## Task directions
How many lines in the records below contain "item"? Answer with the number alone.

(Stored records)
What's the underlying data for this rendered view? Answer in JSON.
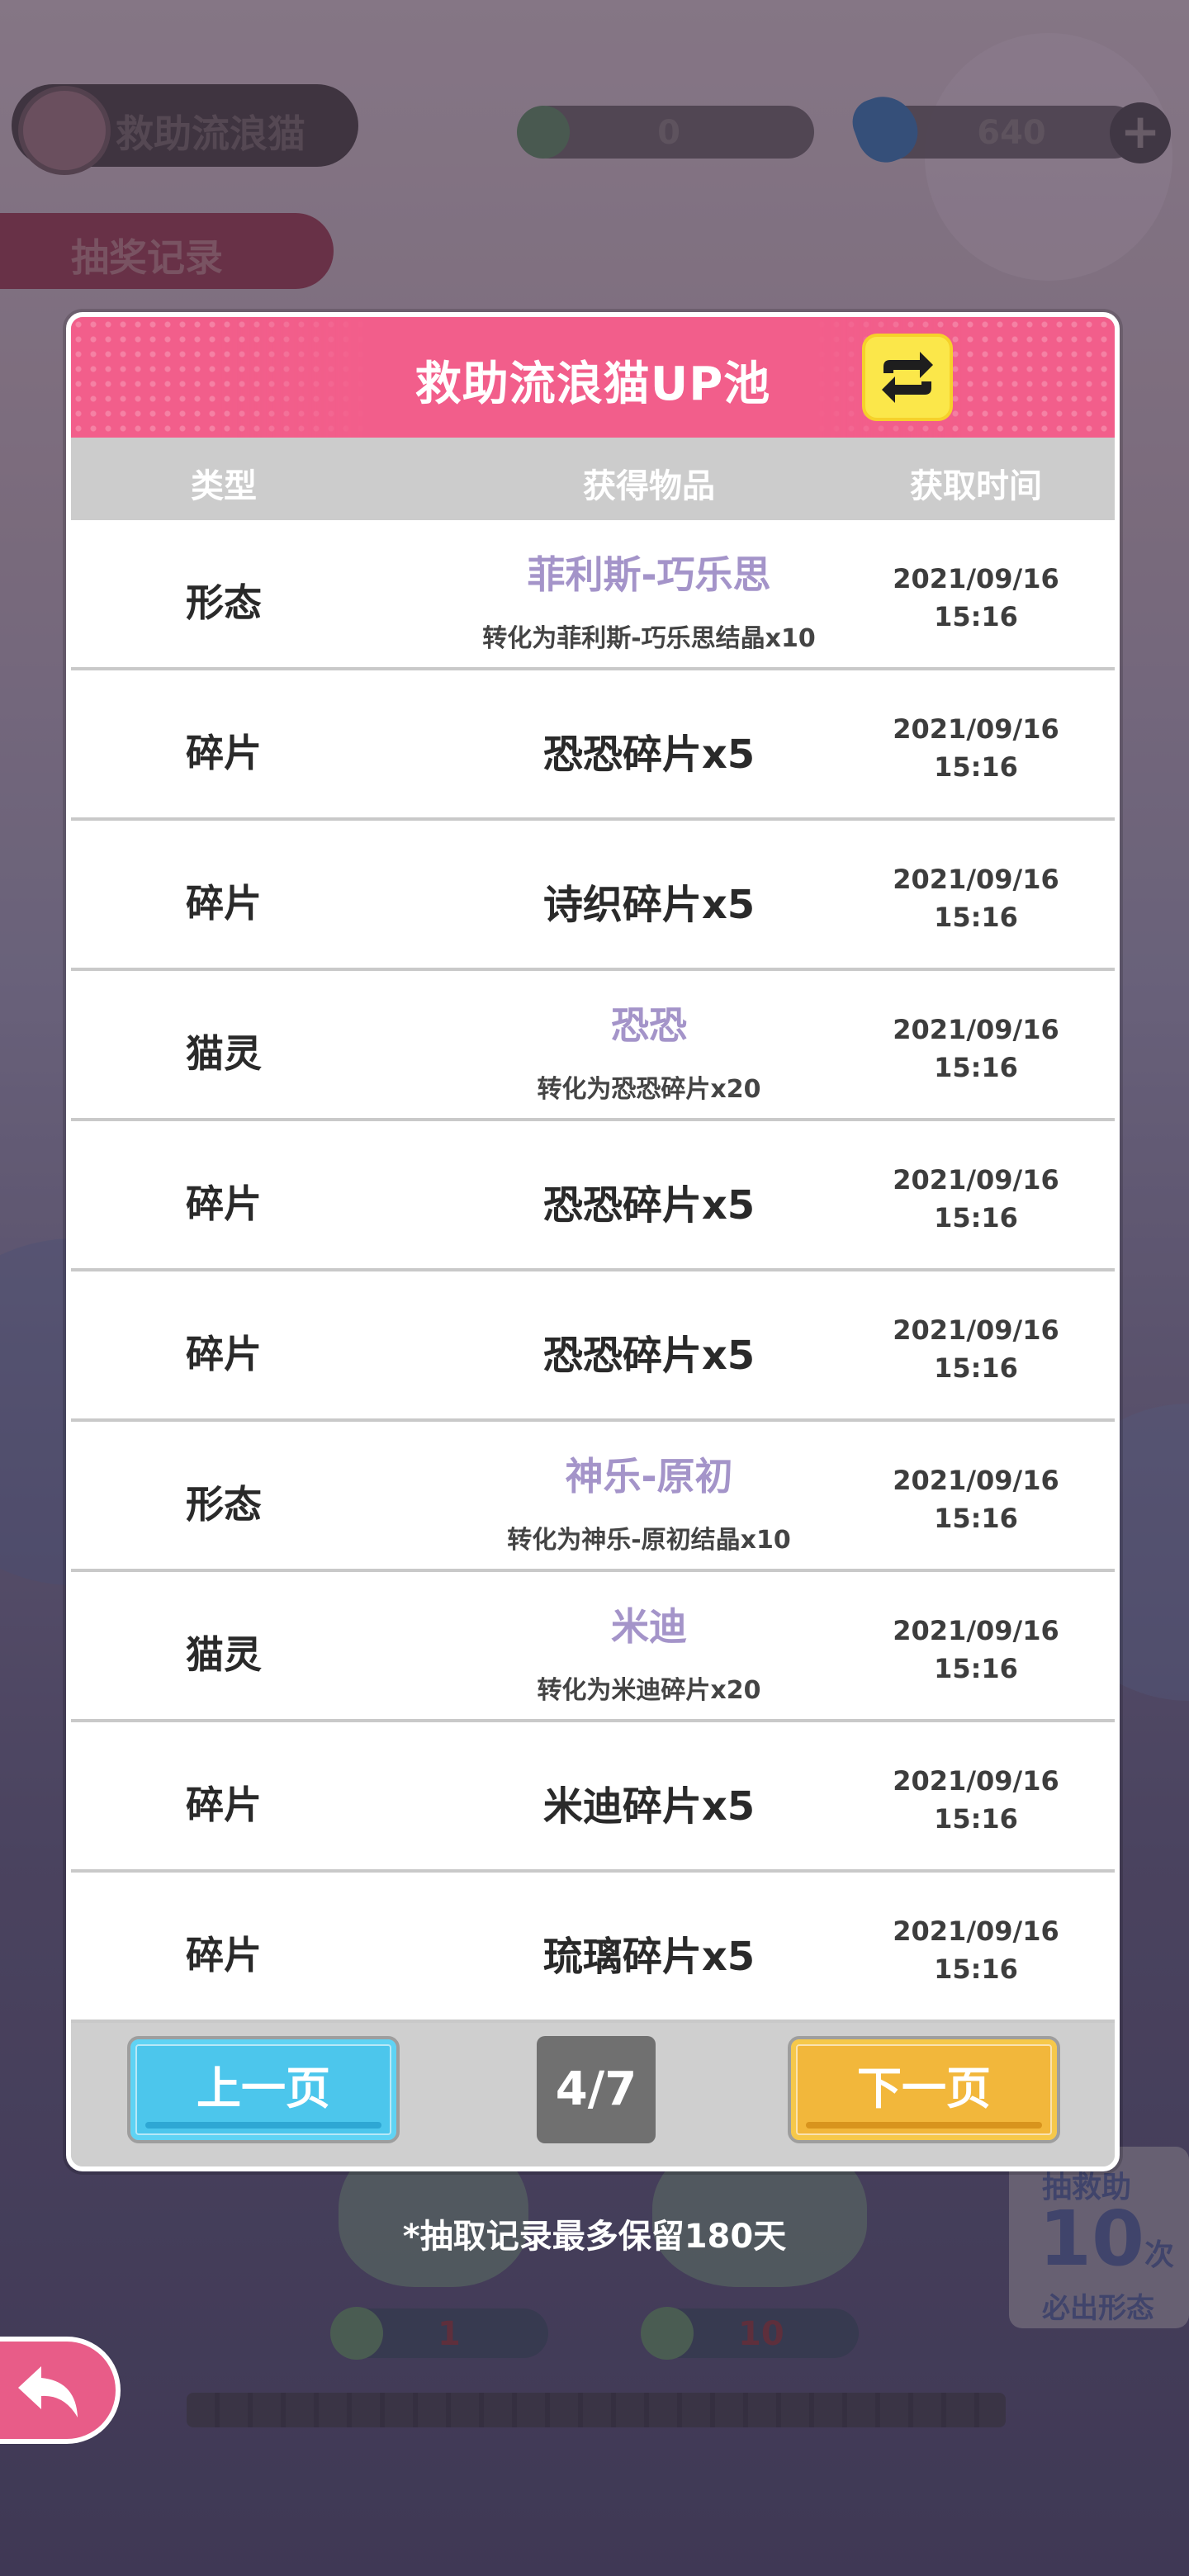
{
  "topbar": {
    "title": "救助流浪猫",
    "currency_a_value": "0",
    "currency_b_value": "640",
    "plus_label": "+"
  },
  "record_tab_label": "抽奖记录",
  "modal": {
    "title": "救助流浪猫UP池",
    "columns": {
      "type": "类型",
      "item": "获得物品",
      "time": "获取时间"
    },
    "rows": [
      {
        "type": "形态",
        "item": "菲利斯-巧乐思",
        "sub": "转化为菲利斯-巧乐思结晶x10",
        "date": "2021/09/16",
        "time": "15:16"
      },
      {
        "type": "碎片",
        "item": "恐恐碎片x5",
        "sub": "",
        "date": "2021/09/16",
        "time": "15:16"
      },
      {
        "type": "碎片",
        "item": "诗织碎片x5",
        "sub": "",
        "date": "2021/09/16",
        "time": "15:16"
      },
      {
        "type": "猫灵",
        "item": "恐恐",
        "sub": "转化为恐恐碎片x20",
        "date": "2021/09/16",
        "time": "15:16"
      },
      {
        "type": "碎片",
        "item": "恐恐碎片x5",
        "sub": "",
        "date": "2021/09/16",
        "time": "15:16"
      },
      {
        "type": "碎片",
        "item": "恐恐碎片x5",
        "sub": "",
        "date": "2021/09/16",
        "time": "15:16"
      },
      {
        "type": "形态",
        "item": "神乐-原初",
        "sub": "转化为神乐-原初结晶x10",
        "date": "2021/09/16",
        "time": "15:16"
      },
      {
        "type": "猫灵",
        "item": "米迪",
        "sub": "转化为米迪碎片x20",
        "date": "2021/09/16",
        "time": "15:16"
      },
      {
        "type": "碎片",
        "item": "米迪碎片x5",
        "sub": "",
        "date": "2021/09/16",
        "time": "15:16"
      },
      {
        "type": "碎片",
        "item": "琉璃碎片x5",
        "sub": "",
        "date": "2021/09/16",
        "time": "15:16"
      }
    ],
    "pager": {
      "prev_label": "上一页",
      "next_label": "下一页",
      "page_indicator": "4/7"
    }
  },
  "background": {
    "ticket_line1": "抽救助",
    "ticket_number": "10",
    "ticket_unit": "次",
    "ticket_line3": "必出形态",
    "cost_single": "1",
    "cost_ten": "10"
  },
  "note": "*抽取记录最多保留180天",
  "icons": {
    "switch": "swap-arrows-icon",
    "back": "back-arrow-icon",
    "gem": "gem-icon",
    "coin": "coin-icon"
  },
  "colors": {
    "header_pink": "#f25e8b",
    "highlight_purple": "#a494c9",
    "prev_blue": "#4cc6ec",
    "next_orange": "#f2b73b",
    "switch_yellow": "#fbe74a"
  }
}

## Output of the task
11